These skeptics have claimed TDRs (Transfer of Development Rights) would result in great density throughout the town and would enable credits to be used for commercial use.

Currently, TDRs are off the table. If the Town Board eventually is able to restore TDRs, they could only be used for affordable housing.

To imply affordables would represent over-development is entirely wrong, given that we now know the focus of the Housing Plan is on a need for between 20 and 40 units, not hundreds of structures.

Money could be spent to help build new units, starting with rentals that those who have responded to a housing survey or voiced opinions at workshops have indicated is their preference. Eventually, some sale units could be added to the mix.

But don’t discount “accessory dwelling units.” These are apartments that can be created in existing houses, or in accessory buildings on properties, that could be rented. If 10 such units could be secured, that would leave between 10 to 30 units of affordables to be built.

Money could be spent from the 0.5% real estate transfer tax to help renovate existing properties to accommodate renters.

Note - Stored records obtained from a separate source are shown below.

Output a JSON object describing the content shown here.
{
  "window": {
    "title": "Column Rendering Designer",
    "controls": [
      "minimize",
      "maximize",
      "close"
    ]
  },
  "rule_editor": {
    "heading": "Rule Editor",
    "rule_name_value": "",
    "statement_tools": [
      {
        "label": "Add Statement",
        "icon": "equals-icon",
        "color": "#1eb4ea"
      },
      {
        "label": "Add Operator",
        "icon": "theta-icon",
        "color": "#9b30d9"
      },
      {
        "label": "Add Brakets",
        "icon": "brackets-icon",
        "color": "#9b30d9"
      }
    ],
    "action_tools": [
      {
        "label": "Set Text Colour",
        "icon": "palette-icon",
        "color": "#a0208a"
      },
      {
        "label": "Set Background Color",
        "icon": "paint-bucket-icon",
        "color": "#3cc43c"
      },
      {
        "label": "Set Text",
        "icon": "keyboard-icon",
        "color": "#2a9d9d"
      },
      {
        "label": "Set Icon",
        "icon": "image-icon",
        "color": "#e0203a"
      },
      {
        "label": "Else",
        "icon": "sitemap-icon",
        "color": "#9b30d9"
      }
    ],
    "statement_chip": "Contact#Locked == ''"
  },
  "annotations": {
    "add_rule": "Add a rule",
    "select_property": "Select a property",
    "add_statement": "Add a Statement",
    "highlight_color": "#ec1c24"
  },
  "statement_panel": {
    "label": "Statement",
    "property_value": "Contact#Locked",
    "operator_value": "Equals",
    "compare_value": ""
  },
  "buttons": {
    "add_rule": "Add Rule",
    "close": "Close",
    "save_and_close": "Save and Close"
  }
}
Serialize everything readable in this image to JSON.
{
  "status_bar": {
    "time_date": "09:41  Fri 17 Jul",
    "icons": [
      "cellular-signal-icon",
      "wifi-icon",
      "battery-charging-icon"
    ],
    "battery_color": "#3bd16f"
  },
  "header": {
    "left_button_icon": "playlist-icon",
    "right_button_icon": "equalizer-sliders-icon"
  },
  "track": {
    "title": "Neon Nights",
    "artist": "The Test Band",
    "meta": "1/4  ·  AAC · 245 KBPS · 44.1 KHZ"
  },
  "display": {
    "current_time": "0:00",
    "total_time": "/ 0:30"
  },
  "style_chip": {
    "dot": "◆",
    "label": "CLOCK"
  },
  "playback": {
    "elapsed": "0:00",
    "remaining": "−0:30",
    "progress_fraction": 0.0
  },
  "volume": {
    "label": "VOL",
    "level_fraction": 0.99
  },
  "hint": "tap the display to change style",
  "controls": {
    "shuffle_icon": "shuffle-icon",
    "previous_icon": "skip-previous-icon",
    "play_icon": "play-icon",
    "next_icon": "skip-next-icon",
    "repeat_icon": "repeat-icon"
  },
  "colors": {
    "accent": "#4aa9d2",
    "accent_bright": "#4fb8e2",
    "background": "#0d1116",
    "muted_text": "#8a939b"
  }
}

What would new units look like?

They wouldn’t be large apartment houses more appropriate to urban areas. Drawings have been made public that demonstrate they would very much fit with the character of the Island. A four-apartment complex would look very much like a single house.

The Community Housing Fund Advisory Board has stressed it wants new units to be sustainable using Smart Growth principles, including green energy. New structures would have to gain approvals that affect water use and septics.

Town code requires that nitrogen-reducing I/A septic systems be installed for all new residential construction with greater than 1,500 square feet of living space.

Voting for using the transfer tax wouldn’t result in creating a multi-million dollar slush fund for the Island. Only during the height of the pandemic did a 2% Community Preservation Fund transfer tax show large income numbers.

A 0.5% transfer tax exempting first time property buyers and higher exemptions for many other property buyers would be useful, but not pay to construct much affordable housing.

Assemblyman Fred Thiele Jr. (D-Sag Harbor) who wrote the State legislation creating the Community Housing Fund, pointed out that delaying a vote means money that could help build affordable housing would not be forthcoming.

There is no reason to delay a positive vote on Nov. 8.